(Data records for software interfaces)
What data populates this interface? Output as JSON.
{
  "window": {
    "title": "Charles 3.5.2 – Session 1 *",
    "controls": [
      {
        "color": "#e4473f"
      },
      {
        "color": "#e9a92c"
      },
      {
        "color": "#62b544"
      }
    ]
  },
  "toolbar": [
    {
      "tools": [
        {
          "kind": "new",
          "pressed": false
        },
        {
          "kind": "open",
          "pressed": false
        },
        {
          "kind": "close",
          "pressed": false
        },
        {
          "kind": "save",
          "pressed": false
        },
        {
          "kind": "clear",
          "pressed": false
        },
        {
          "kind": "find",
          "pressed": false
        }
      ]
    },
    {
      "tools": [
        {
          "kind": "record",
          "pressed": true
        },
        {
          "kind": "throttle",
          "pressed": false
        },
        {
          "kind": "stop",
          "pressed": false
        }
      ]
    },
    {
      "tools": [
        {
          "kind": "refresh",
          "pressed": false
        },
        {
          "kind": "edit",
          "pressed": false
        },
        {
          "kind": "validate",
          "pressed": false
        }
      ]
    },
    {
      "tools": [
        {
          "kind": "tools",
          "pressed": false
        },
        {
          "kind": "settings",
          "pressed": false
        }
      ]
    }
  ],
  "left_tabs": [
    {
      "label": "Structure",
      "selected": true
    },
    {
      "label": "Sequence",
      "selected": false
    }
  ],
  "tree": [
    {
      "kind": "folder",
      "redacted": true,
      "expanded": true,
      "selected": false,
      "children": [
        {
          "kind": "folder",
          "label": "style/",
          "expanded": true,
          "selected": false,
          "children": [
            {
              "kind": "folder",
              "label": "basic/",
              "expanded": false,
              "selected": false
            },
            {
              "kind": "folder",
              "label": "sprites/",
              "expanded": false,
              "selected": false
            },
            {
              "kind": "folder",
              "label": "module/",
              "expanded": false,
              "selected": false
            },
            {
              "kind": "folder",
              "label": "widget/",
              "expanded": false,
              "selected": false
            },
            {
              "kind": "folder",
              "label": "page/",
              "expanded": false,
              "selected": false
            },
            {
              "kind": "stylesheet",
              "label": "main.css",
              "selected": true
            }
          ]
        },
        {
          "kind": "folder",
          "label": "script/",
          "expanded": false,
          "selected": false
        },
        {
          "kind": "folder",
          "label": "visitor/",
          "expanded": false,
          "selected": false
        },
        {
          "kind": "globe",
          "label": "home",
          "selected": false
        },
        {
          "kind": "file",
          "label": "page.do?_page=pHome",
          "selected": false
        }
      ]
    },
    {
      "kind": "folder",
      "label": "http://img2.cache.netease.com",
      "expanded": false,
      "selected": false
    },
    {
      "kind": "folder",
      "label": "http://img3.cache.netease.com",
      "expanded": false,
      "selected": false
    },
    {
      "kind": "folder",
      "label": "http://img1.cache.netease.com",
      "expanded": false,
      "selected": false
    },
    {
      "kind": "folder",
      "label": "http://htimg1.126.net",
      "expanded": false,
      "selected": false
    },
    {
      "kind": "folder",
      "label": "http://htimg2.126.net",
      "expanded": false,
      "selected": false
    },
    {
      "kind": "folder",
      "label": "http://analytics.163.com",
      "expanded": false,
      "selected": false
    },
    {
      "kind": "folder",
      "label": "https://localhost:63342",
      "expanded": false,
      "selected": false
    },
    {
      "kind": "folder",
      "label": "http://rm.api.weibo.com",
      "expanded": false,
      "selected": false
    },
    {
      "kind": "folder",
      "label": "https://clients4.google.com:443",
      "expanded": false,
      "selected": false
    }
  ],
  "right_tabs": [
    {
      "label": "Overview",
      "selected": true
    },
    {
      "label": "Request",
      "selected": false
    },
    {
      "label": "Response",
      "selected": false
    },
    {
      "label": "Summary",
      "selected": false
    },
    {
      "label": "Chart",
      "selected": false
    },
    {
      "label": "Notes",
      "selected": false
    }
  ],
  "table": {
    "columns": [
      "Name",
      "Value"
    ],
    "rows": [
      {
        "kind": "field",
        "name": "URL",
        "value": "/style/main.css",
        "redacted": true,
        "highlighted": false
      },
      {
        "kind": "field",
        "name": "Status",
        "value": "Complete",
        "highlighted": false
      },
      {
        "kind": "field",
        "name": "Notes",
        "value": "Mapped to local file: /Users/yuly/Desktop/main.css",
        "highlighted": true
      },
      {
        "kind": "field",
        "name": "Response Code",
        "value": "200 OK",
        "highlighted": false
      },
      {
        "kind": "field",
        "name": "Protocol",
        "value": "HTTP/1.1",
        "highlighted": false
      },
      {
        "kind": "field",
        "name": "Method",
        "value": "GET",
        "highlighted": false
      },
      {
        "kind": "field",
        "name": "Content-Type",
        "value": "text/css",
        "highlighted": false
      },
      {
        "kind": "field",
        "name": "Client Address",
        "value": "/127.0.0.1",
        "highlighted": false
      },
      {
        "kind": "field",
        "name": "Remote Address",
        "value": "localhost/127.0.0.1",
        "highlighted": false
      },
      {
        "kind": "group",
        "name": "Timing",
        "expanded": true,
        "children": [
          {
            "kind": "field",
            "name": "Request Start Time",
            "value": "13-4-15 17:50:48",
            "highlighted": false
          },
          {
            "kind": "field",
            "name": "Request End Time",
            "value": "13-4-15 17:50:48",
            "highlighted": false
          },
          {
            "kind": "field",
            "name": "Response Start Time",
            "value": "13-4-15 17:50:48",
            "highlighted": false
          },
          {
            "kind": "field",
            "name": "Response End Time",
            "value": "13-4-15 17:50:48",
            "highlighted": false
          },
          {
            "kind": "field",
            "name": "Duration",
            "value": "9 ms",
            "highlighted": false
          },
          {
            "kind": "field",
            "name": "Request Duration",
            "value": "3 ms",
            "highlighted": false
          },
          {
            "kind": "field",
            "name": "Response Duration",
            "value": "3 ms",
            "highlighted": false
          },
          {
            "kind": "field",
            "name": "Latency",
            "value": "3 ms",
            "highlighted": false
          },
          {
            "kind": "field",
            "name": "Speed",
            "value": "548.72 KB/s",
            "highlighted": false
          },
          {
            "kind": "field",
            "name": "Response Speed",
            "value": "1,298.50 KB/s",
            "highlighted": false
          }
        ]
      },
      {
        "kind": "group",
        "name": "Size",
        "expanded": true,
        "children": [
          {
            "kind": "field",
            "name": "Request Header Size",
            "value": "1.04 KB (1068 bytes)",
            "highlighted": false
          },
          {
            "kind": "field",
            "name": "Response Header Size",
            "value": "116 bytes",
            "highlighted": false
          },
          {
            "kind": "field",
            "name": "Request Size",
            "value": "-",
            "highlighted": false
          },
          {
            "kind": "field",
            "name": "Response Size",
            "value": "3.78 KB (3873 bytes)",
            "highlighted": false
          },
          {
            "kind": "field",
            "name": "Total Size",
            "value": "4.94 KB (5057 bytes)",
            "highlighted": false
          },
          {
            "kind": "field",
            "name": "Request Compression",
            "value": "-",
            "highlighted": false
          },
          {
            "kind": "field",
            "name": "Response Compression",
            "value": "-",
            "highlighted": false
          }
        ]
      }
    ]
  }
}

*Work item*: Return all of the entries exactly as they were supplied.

*Your response*:
What data populates this interface? Output as JSON.
{
  "window": {
    "title": "Charles 3.5.2 – Session 1 *",
    "controls": [
      {
        "color": "#e4473f"
      },
      {
        "color": "#e9a92c"
      },
      {
        "color": "#62b544"
      }
    ]
  },
  "toolbar": [
    {
      "tools": [
        {
          "kind": "new",
          "pressed": false
        },
        {
          "kind": "open",
          "pressed": false
        },
        {
          "kind": "close",
          "pressed": false
        },
        {
          "kind": "save",
          "pressed": false
        },
        {
          "kind": "clear",
          "pressed": false
        },
        {
          "kind": "find",
          "pressed": false
        }
      ]
    },
    {
      "tools": [
        {
          "kind": "record",
          "pressed": true
        },
        {
          "kind": "throttle",
          "pressed": false
        },
        {
          "kind": "stop",
          "pressed": false
        }
      ]
    },
    {
      "tools": [
        {
          "kind": "refresh",
          "pressed": false
        },
        {
          "kind": "edit",
          "pressed": false
        },
        {
          "kind": "validate",
          "pressed": false
        }
      ]
    },
    {
      "tools": [
        {
          "kind": "tools",
          "pressed": false
        },
        {
          "kind": "settings",
          "pressed": false
        }
      ]
    }
  ],
  "left_tabs": [
    {
      "label": "Structure",
      "selected": true
    },
    {
      "label": "Sequence",
      "selected": false
    }
  ],
  "tree": [
    {
      "kind": "folder",
      "redacted": true,
      "expanded": true,
      "selected": false,
      "children": [
        {
          "kind": "folder",
          "label": "style/",
          "expanded": true,
          "selected": false,
          "children": [
            {
              "kind": "folder",
              "label": "basic/",
              "expanded": false,
              "selected": false
            },
            {
              "kind": "folder",
              "label": "sprites/",
              "expanded": false,
              "selected": false
            },
            {
              "kind": "folder",
              "label": "module/",
              "expanded": false,
              "selected": false
            },
            {
              "kind": "folder",
              "label": "widget/",
              "expanded": false,
              "selected": false
            },
            {
              "kind": "folder",
              "label": "page/",
              "expanded": false,
              "selected": false
            },
            {
              "kind": "stylesheet",
              "label": "main.css",
              "selected": true
            }
          ]
        },
        {
          "kind": "folder",
          "label": "script/",
          "expanded": false,
          "selected": false
        },
        {
          "kind": "folder",
          "label": "visitor/",
          "expanded": false,
          "selected": false
        },
        {
          "kind": "globe",
          "label": "home",
          "selected": false
        },
        {
          "kind": "file",
          "label": "page.do?_page=pHome",
          "selected": false
        }
      ]
    },
    {
      "kind": "folder",
      "label": "http://img2.cache.netease.com",
      "expanded": false,
      "selected": false
    },
    {
      "kind": "folder",
      "label": "http://img3.cache.netease.com",
      "expanded": false,
      "selected": false
    },
    {
      "kind": "folder",
      "label": "http://img1.cache.netease.com",
      "expanded": false,
      "selected": false
    },
    {
      "kind": "folder",
      "label": "http://htimg1.126.net",
      "expanded": false,
      "selected": false
    },
    {
      "kind": "folder",
      "label": "http://htimg2.126.net",
      "expanded": false,
      "selected": false
    },
    {
      "kind": "folder",
      "label": "http://analytics.163.com",
      "expanded": false,
      "selected": false
    },
    {
      "kind": "folder",
      "label": "https://localhost:63342",
      "expanded": false,
      "selected": false
    },
    {
      "kind": "folder",
      "label": "http://rm.api.weibo.com",
      "expanded": false,
      "selected": false
    },
    {
      "kind": "folder",
      "label": "https://clients4.google.com:443",
      "expanded": false,
      "selected": false
    }
  ],
  "right_tabs": [
    {
      "label": "Overview",
      "selected": true
    },
    {
      "label": "Request",
      "selected": false
    },
    {
      "label": "Response",
      "selected": false
    },
    {
      "label": "Summary",
      "selected": false
    },
    {
      "label": "Chart",
      "selected": false
    },
    {
      "label": "Notes",
      "selected": false
    }
  ],
  "table": {
    "columns": [
      "Name",
      "Value"
    ],
    "rows": [
      {
        "kind": "field",
        "name": "URL",
        "value": "/style/main.css",
        "redacted": true,
        "highlighted": false
      },
      {
        "kind": "field",
        "name": "Status",
        "value": "Complete",
        "highlighted": false
      },
      {
        "kind": "field",
        "name": "Notes",
        "value": "Mapped to local file: /Users/yuly/Desktop/main.css",
        "highlighted": true
      },
      {
        "kind": "field",
        "name": "Response Code",
        "value": "200 OK",
        "highlighted": false
      },
      {
        "kind": "field",
        "name": "Protocol",
        "value": "HTTP/1.1",
        "highlighted": false
      },
      {
        "kind": "field",
        "name": "Method",
        "value": "GET",
        "highlighted": false
      },
      {
        "kind": "field",
        "name": "Content-Type",
        "value": "text/css",
        "highlighted": false
      },
      {
        "kind": "field",
        "name": "Client Address",
        "value": "/127.0.0.1",
        "highlighted": false
      },
      {
        "kind": "field",
        "name": "Remote Address",
        "value": "localhost/127.0.0.1",
        "highlighted": false
      },
      {
        "kind": "group",
        "name": "Timing",
        "expanded": true,
        "children": [
          {
            "kind": "field",
            "name": "Request Start Time",
            "value": "13-4-15 17:50:48",
            "highlighted": false
          },
          {
            "kind": "field",
            "name": "Request End Time",
            "value": "13-4-15 17:50:48",
            "highlighted": false
          },
          {
            "kind": "field",
            "name": "Response Start Time",
            "value": "13-4-15 17:50:48",
            "highlighted": false
          },
          {
            "kind": "field",
            "name": "Response End Time",
            "value": "13-4-15 17:50:48",
            "highlighted": false
          },
          {
            "kind": "field",
            "name": "Duration",
            "value": "9 ms",
            "highlighted": false
          },
          {
            "kind": "field",
            "name": "Request Duration",
            "value": "3 ms",
            "highlighted": false
          },
          {
            "kind": "field",
            "name": "Response Duration",
            "value": "3 ms",
            "highlighted": false
          },
          {
            "kind": "field",
            "name": "Latency",
            "value": "3 ms",
            "highlighted": false
          },
          {
            "kind": "field",
            "name": "Speed",
            "value": "548.72 KB/s",
            "highlighted": false
          },
          {
            "kind": "field",
            "name": "Response Speed",
            "value": "1,298.50 KB/s",
            "highlighted": false
          }
        ]
      },
      {
        "kind": "group",
        "name": "Size",
        "expanded": true,
        "children": [
          {
            "kind": "field",
            "name": "Request Header Size",
            "value": "1.04 KB (1068 bytes)",
            "highlighted": false
          },
          {
            "kind": "field",
            "name": "Response Header Size",
            "value": "116 bytes",
            "highlighted": false
          },
          {
            "kind": "field",
            "name": "Request Size",
            "value": "-",
            "highlighted": false
          },
          {
            "kind": "field",
            "name": "Response Size",
            "value": "3.78 KB (3873 bytes)",
            "highlighted": false
          },
          {
            "kind": "field",
            "name": "Total Size",
            "value": "4.94 KB (5057 bytes)",
            "highlighted": false
          },
          {
            "kind": "field",
            "name": "Request Compression",
            "value": "-",
            "highlighted": false
          },
          {
            "kind": "field",
            "name": "Response Compression",
            "value": "-",
            "highlighted": false
          }
        ]
      }
    ]
  }
}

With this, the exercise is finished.